Collection entries
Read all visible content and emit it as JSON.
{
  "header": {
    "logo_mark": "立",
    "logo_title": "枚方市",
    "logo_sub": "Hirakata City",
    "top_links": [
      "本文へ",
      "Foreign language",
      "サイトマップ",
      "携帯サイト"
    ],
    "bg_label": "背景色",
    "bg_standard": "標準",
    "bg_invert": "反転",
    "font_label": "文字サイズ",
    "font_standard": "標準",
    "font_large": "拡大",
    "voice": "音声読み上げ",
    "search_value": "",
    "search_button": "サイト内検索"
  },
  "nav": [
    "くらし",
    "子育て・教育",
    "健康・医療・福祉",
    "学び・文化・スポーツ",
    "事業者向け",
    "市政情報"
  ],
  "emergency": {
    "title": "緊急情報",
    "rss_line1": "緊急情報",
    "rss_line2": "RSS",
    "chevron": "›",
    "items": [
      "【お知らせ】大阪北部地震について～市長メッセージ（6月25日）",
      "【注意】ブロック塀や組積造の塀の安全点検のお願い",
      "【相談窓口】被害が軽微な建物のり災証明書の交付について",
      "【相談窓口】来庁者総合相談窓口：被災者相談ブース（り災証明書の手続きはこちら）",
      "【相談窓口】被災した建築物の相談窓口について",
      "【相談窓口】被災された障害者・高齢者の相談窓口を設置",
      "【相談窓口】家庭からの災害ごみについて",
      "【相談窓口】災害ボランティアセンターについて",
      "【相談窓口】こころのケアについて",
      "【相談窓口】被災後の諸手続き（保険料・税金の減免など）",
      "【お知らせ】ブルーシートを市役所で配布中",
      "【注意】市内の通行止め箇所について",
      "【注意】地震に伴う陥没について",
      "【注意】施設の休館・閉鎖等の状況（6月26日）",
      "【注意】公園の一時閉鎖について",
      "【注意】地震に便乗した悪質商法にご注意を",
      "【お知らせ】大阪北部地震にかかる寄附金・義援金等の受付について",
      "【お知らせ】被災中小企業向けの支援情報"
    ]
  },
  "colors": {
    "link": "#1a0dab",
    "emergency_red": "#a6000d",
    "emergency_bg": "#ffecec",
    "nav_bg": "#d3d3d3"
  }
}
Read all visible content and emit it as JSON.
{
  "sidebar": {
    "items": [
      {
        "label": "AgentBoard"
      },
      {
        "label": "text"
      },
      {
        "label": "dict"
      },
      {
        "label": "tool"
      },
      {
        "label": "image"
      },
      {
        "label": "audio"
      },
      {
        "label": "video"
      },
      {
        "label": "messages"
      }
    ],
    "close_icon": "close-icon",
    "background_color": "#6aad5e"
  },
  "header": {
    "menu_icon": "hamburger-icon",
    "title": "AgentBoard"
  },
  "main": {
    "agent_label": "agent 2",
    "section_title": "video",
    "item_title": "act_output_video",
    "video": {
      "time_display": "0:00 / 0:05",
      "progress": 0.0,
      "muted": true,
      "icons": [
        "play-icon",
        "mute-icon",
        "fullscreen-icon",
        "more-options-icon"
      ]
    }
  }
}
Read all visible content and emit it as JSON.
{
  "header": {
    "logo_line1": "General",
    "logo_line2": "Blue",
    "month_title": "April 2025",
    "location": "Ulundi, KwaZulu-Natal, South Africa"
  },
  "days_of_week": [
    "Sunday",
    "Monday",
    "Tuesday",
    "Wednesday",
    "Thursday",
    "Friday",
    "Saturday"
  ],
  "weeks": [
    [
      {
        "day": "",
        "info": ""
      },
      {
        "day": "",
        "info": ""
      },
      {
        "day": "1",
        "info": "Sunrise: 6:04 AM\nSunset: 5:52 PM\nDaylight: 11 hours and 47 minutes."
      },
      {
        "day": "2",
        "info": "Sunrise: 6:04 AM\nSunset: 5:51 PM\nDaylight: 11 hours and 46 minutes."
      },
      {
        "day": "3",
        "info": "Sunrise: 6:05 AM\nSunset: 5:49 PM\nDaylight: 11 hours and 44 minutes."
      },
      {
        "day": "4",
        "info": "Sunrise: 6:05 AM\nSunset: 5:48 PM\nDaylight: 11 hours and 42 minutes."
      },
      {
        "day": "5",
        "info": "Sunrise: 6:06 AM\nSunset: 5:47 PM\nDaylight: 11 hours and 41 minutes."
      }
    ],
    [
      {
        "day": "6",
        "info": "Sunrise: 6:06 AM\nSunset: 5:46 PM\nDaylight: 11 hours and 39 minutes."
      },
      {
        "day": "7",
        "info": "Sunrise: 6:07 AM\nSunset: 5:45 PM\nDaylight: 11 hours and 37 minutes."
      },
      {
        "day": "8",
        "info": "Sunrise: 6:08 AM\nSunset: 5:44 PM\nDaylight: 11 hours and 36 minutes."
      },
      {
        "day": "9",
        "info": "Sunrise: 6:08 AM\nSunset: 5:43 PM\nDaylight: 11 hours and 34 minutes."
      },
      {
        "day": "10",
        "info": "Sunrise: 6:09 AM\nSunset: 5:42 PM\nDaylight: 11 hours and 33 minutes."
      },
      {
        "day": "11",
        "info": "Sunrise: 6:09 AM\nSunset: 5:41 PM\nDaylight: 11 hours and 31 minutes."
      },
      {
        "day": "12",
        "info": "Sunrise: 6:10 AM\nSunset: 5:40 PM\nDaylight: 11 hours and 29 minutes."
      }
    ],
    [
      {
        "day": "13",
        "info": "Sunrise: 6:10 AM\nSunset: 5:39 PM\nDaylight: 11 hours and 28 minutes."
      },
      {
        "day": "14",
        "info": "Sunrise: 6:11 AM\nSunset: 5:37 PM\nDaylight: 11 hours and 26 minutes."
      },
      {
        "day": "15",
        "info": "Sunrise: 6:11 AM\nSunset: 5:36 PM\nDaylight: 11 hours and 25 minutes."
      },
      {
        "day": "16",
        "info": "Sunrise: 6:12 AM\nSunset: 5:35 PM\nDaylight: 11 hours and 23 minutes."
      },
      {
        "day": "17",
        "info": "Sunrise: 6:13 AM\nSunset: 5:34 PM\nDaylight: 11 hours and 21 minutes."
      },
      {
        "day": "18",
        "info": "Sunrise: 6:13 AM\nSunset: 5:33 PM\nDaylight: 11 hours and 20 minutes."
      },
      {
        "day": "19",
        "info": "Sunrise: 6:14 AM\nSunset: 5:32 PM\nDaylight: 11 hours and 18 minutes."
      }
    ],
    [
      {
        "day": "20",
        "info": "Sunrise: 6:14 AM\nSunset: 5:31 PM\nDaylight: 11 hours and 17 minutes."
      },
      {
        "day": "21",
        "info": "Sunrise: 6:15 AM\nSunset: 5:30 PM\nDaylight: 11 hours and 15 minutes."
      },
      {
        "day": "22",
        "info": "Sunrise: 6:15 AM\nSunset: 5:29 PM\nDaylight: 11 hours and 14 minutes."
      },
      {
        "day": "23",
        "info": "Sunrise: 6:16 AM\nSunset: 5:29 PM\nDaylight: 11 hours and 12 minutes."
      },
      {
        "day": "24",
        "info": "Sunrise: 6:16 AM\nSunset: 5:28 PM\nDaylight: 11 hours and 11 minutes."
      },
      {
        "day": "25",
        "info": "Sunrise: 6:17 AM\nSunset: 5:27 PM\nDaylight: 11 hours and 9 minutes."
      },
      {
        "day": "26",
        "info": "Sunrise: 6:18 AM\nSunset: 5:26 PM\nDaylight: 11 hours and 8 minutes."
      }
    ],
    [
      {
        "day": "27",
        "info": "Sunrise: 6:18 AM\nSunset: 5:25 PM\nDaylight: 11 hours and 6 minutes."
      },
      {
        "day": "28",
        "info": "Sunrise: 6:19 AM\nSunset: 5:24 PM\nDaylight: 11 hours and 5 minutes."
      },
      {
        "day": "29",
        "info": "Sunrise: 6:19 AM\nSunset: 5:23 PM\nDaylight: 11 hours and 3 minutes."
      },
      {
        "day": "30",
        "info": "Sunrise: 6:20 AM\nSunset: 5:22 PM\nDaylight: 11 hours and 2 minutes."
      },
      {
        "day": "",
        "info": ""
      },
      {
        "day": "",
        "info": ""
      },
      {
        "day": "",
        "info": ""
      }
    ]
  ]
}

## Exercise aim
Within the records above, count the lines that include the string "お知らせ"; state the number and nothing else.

## Answer box
4